From the records below, take each line where the string "arrow" shows up and copy it.

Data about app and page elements

= = = = =

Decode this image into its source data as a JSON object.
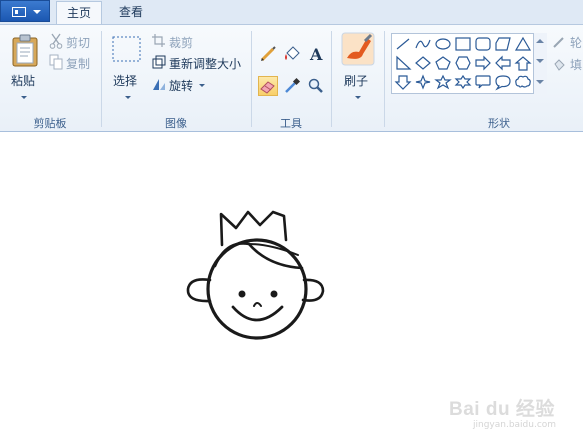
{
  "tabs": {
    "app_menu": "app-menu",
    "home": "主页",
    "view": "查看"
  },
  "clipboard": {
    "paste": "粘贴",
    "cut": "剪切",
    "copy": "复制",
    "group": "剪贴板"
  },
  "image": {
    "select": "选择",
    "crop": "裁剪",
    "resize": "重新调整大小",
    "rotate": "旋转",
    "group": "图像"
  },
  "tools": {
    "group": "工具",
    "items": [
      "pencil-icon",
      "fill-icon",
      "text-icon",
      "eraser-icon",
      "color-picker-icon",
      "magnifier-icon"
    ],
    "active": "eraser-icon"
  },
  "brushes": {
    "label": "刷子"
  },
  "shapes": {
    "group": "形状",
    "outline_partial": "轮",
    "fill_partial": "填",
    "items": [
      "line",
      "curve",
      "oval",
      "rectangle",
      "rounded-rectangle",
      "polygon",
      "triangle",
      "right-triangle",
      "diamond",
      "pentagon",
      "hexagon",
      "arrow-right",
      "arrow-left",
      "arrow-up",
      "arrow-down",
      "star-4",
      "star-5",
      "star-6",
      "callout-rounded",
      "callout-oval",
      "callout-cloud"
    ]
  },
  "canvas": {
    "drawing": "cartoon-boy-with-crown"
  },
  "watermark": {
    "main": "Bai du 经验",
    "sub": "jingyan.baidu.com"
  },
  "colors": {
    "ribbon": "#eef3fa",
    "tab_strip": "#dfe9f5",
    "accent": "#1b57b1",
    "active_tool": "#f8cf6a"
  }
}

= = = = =

ANSWER FOR THIS EXERCISE:
      "arrow-right",
      "arrow-left",
      "arrow-up",
      "arrow-down",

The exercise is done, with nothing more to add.